Electricity shortages in China have impacted production capacity as factories in some of the biggest industrial areas have had to close. This is in addition to the problems experienced from the pandemic shutdowns that occur with China's no tolerance policy to Covid. This will mean more disruptions to some goods. Recent closures in Vietnam have also seen some production move from their to China but Vietnam is now opening up again. 

The UK is still impacted from the HGV driver shortage (100,000) meaning goods are not moving as quickly as they should. This is impacting the UK's largets container ports. This week the reintroduction of cabotage by the UK Government means that EU drivers can do more pick ups in the UK but this has not gone down well with UK hauliers who fear their work will be taken away by EU firms.

Chain Reaction Podcast Troubled Waters – Energy, Shortages, Ships and Policies

In this episode Tony Hines looks at the troubled waters everywhere in supply chains. As the world is slowly opening up trade again excessive demand for energy, shipping and other goods has put pressure on struggling supply chains grappling with labour shortages. In Europe wholesale gas prices increased by 60 per cent in just one day before falling back. This was a result of Russia controlling supplies into the EU. In the United Kingdom the rocketing price of energy has resulted in industries that are big energy users such as steel, chemicals, aggregates, ceramics and glass asking for the government to help out. Government policies to decarbonize and to switch to renewables and greener sources have put energy supplies at risk because they have not developed sufficient green and clean energy capacity at the same level that they have removed fossil fuels sources and nuclear. 

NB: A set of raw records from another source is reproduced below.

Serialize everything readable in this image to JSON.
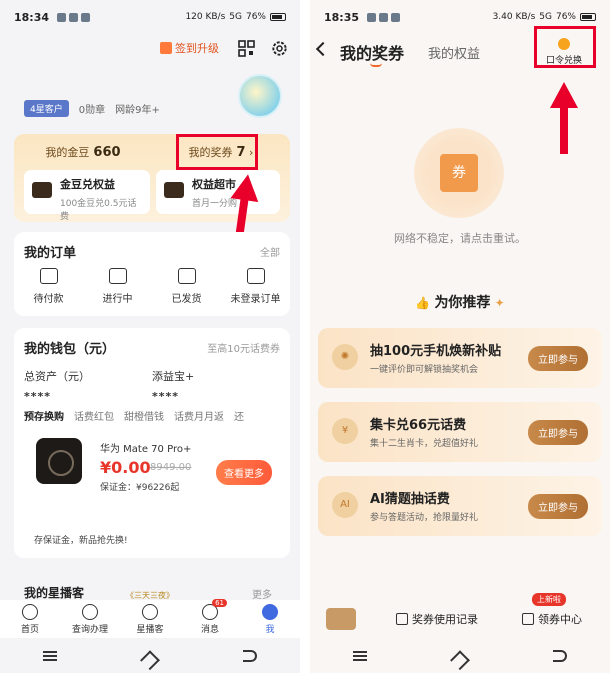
{
  "left": {
    "status": {
      "time": "18:34",
      "signal": "120 KB/s",
      "network": "5G",
      "battery": "76%"
    },
    "header": {
      "signin_label": "签到升级"
    },
    "badges": {
      "star_customer": "4星客户",
      "medals": "0勋章",
      "tenure": "网龄9年+"
    },
    "beans": {
      "my_beans_label": "我的金豆",
      "my_beans_value": "660",
      "my_prizes_label": "我的奖券",
      "my_prizes_value": "7",
      "exchange_title": "金豆兑权益",
      "exchange_sub": "100金豆兑0.5元话费",
      "market_title": "权益超市",
      "market_sub": "首月一分购"
    },
    "orders": {
      "title": "我的订单",
      "all_label": "全部",
      "items": [
        "待付款",
        "进行中",
        "已发货",
        "未登录订单"
      ]
    },
    "wallet": {
      "title": "我的钱包（元）",
      "link": "至高10元话费券",
      "assets_label": "总资产（元）",
      "assets_value": "****",
      "tianyi_label": "添益宝+",
      "tianyi_value": "****",
      "tabs": [
        "预存换购",
        "话费红包",
        "甜橙借钱",
        "话费月月返",
        "还"
      ],
      "promo": {
        "name": "华为 Mate 70 Pro+",
        "price": "¥0.00",
        "old_price": "8949.00",
        "deposit": "保证金：¥96226起",
        "button": "查看更多"
      },
      "note": "存保证金，新品抢先换!"
    },
    "star": {
      "title": "我的星播客",
      "tag": "《三天三夜》",
      "more": "更多"
    },
    "tabbar": [
      "首页",
      "查询办理",
      "星播客",
      "消息",
      "我"
    ],
    "message_badge": "61"
  },
  "right": {
    "status": {
      "time": "18:35",
      "signal": "3.40 KB/s",
      "network": "5G",
      "battery": "76%"
    },
    "header": {
      "tab_coupons": "我的奖券",
      "tab_rights": "我的权益",
      "redeem_label": "口令兑换"
    },
    "coupon_glyph": "券",
    "network_tip": "网络不稳定，请点击重试。",
    "recommend_title": "为你推荐",
    "cards": [
      {
        "title": "抽100元手机焕新补贴",
        "sub": "一键评价即可解锁抽奖机会",
        "button": "立即参与",
        "icon": "wheel"
      },
      {
        "title": "集卡兑66元话费",
        "sub": "集十二生肖卡，兑超值好礼",
        "button": "立即参与",
        "icon": "¥"
      },
      {
        "title": "AI猜题抽话费",
        "sub": "参与答题活动，抢限量好礼",
        "button": "立即参与",
        "icon": "AI"
      }
    ],
    "bottom": {
      "history": "奖券使用记录",
      "center": "领券中心",
      "new_tag": "上新啦"
    }
  },
  "colors": {
    "highlight": "#e8002b",
    "accent_orange": "#f06b2b",
    "brown_btn": "#b06f33",
    "blue": "#3f6ae0"
  }
}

Shortages are everywhere in supply chains from supermarket food supplies through to fuel for transport and energy. This week in the UK David Lewis a former CEO of Tesco was appointed by the UK Government as an adviser on supply chains so let's hope he can bring some order to the chaos. Meanwhile the PM is on holiday not playing his fiddle but painting in Spain.  

In California we still have ships lining up to be unloaded at ports and now in the UK too at Felixstowe ships are waiting six days to get unloaded. Some large container vessels have been rerouted to Rotterdam and Antwerp and cargo is being sent to the UK on smaller vessels to avoid the queus. It is also taking 10 days to move boxes whereas this dwell time usually averages just 4 days.

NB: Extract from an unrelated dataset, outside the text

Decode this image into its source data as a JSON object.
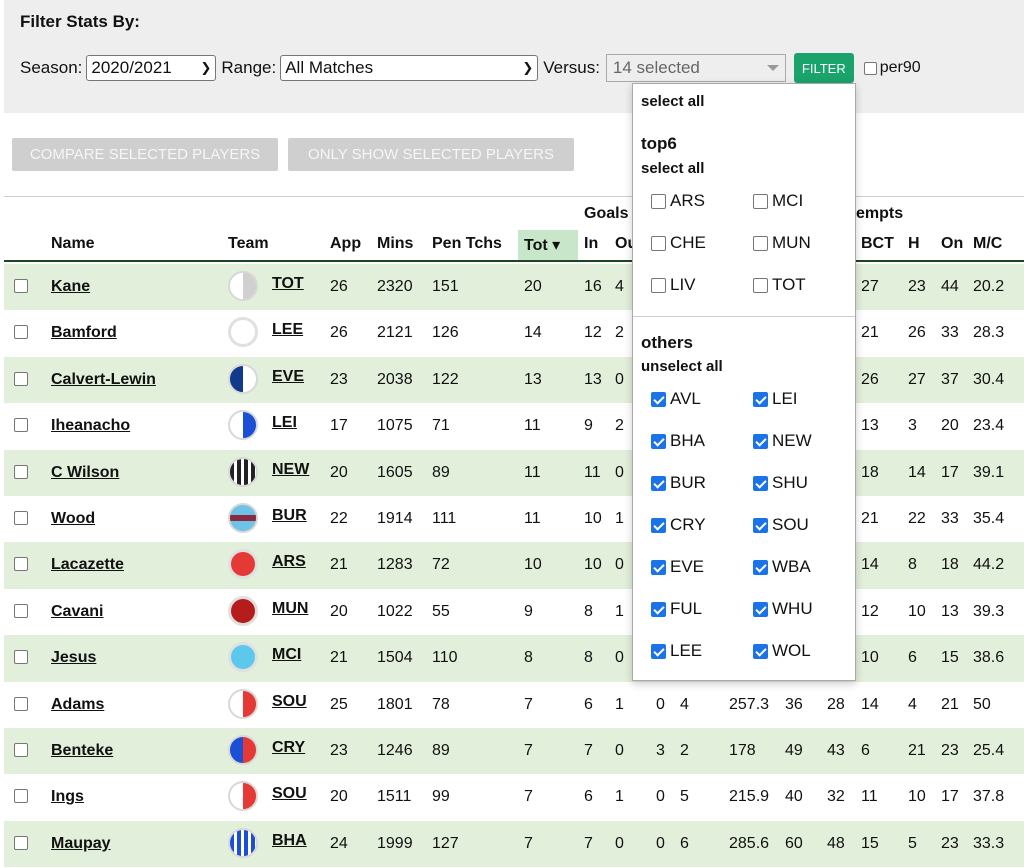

Government in the UK are under pressure to introduce policies to hel out some industries that are big energy users. All in all we have troubled waters in supply chains.

Chain Reaction Podcast Just In Time Not Too Late

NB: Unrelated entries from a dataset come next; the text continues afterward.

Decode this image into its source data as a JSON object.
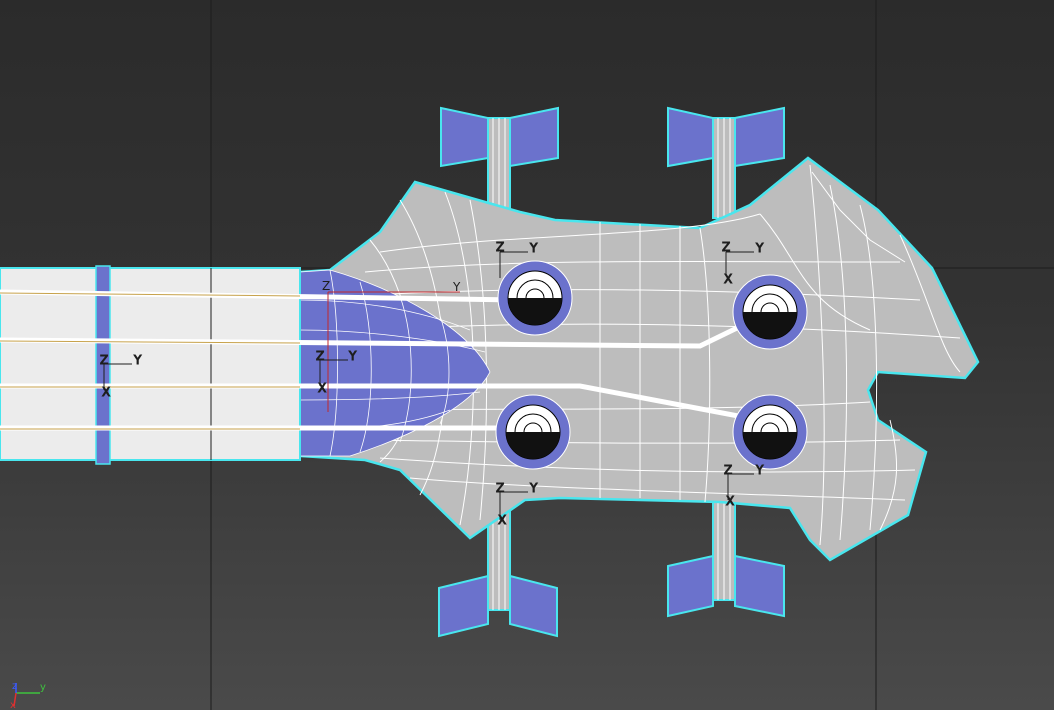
{
  "viewport": {
    "name": "3D viewport - Top view",
    "background_colors": {
      "top": "#2b2b2b",
      "bottom": "#4a4a4a"
    },
    "colors": {
      "mesh_fill": "#bdbdbd",
      "wire": "#ffffff",
      "selection_outline": "#49e6ee",
      "blue_faces": "#6b72cc",
      "neck_fill": "#ececec",
      "grid_line": "#1e1e1e"
    }
  },
  "pivot_gizmos": [
    {
      "z": "Z",
      "y": "Y",
      "x": "X"
    },
    {
      "z": "Z",
      "y": "Y",
      "x": "X"
    },
    {
      "z": "Z",
      "y": "Y",
      "x": "X"
    },
    {
      "z": "Z",
      "y": "Y",
      "x": "X"
    },
    {
      "z": "Z",
      "y": "Y",
      "x": "X"
    },
    {
      "z": "Z",
      "y": "Y",
      "x": "X"
    },
    {
      "z": "Z",
      "y": "Y",
      "x": "X"
    }
  ],
  "world_axis": {
    "z": "z",
    "y": "y",
    "x": "x",
    "colors": {
      "z": "#3b5bff",
      "y": "#3ec23e",
      "x": "#e03030"
    }
  },
  "icons": {
    "world_axis": "world-axis-tripod-icon",
    "pivot": "pivot-gizmo-icon"
  }
}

This episode discusses some issues affecting supply chains in the news this week. They include: Problems for Pig Farmers in the UK; The Oil Spill in the Amplify Pipeline in California; Ways to lower your carbon footprint in supply chains and what governments are doing to achieve net zero targets; There are still supply chain issues in the UK because of a shortage of HGV drivers and the shortages of fuel at service station forecourts. Increasing costs are driving up inflationary pressures along with wholesale gas prices all of which will feed into consumer prices. The UK is still adjusting to life outside of the European Union and a failure of planning and preparation has exacerbated the disruptions to supply chains being experienced.
 Many efficiencies achieved in supply chains have come about during the past thirty years as just-in-time systems were implemented. JiT reduces time taken to produce and move goods to customers but some of that good work has been undone by recent supply chain disruptions and people are beginning to question the approach. Tony Hines argues that efficiency is the key to having a successful supply chain and Just-in-Time is a concept and practice to do that. He argues you can be resilient and efficient but it takes a little work, keeping costs low in supply chains helps everyone and the benefits outweigh any disadvantages. Some of the key benefits are: lower cost; reduces carbon footprint; customers get goods when they want them and wastage is reduced in production.